  2. It is much more difficult to install Armour Rock on a tight radius, most of the time you are limited to straight/linear designs.
  3. Harder to work with – Stacking Armour Rock is difficult because of the various heights, skill and experience is important when selecting specific Armour Rock.

The finished product looks complicated but is a fairly simple project. Be sure to do your research. Regardless of the material you choose to build your new garden wall, with a little planning and effort, you will soon have a new focal point in your yard and a new home for your flowers and plants.

For more free landscaping advice, please contact us and we will be more than happy to help you out.

Soil Preparation for Gardens and Lawns

Good news fellow green thumbers, it’s time to get your gardening tools and gloves ready for spring!
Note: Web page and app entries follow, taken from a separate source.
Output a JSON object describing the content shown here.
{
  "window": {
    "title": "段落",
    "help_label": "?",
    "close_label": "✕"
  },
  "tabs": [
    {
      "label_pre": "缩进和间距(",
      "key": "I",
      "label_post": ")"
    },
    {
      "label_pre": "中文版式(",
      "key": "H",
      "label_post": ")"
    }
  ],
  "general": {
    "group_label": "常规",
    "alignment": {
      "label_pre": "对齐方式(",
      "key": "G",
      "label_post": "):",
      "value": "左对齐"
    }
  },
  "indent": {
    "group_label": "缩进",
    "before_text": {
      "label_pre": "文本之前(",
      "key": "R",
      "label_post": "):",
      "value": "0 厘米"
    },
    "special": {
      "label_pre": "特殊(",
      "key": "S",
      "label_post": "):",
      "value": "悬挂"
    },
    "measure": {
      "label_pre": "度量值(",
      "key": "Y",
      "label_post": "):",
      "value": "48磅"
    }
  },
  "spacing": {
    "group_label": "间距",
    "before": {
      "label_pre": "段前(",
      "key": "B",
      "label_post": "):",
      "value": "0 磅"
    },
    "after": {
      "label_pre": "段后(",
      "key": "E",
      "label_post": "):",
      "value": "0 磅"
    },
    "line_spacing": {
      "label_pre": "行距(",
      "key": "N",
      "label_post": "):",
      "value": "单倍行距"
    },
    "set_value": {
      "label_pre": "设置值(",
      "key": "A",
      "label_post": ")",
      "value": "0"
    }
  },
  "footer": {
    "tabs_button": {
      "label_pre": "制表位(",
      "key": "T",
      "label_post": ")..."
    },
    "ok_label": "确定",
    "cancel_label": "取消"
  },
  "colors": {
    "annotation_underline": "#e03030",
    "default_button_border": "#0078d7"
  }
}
As we slowly enter into April, the snow melts into the ground and the cold winters break into longer, warmer days; many of us become eager to start planting in our gardens but it is important to care for the soil at this stage by adding back important nutrients and improving texture so that healthy plants can flourish.

Here’s a checklist to get your soil preparation for gardens and lawns started:

1. When can we start digging? Check the soil conditions.

A mistake that many make is working on the soil too early. Allow the melting snow and spring rain to pass and the earth to dry out a bit before attempting to do any work. Heavy, wet soil is difficult to work with and doesn’t break up into loose, plant-friendly texture. Also, treading across wet ground will further compact the soil making it much more difficult to dig up later.

Is the soil dry enough? Do a quick test!
Squeeze a handful of soil and form a ball in your hands. If the lump of soil shatters easily when given a tap, it is ready! If the lump keeps its shape or breaks apart in solid sections, it still contains too much water and you must let it dry out some more. Clay soil, the type commonly found in Mississauga, when too wet will feel slick when rubbed between the fingers.

2. Clearing the area

Springtime is often associated with new birth and green growth, but as the white snow melts, we are often left with areas of debris, rocks and twigs. These need to be cleared away. A spade or a hoe is a handy tool to have.

3. Dig deep and loosen the soil

Don’t make the common mistake by using lousy soil. Plant roots grow below the ground so remember to dig deep! It is best to work soil 10 to 12 inches deep.

4. Adding organic matter

Lay the organic matter on top of the loosened, prepared soil and work the material thoroughly into the soil with a spade or a fork. Make sure it is even distributed. You can’t change the soil you have but adding organic matter drastically improves the overall soil quality.

Organic matter improves the soil by:

  • It helps loosen and aerate clay soil
  • It improves the water – and nutrient-holding capacity of sandy soil

Add lots of organic matter such as:

  • compost
  • manure
  • peat moss
  • grass clippings
  • aged sawdust
  • Spring soil preparations maybe hard and tedious work but it can save you untold disappointments and ensure you give your new plants and seedlings the best nutritious soil to grow and thrive in.

    For more free landscaping advice, please contact us and we will be more than happy to help you out.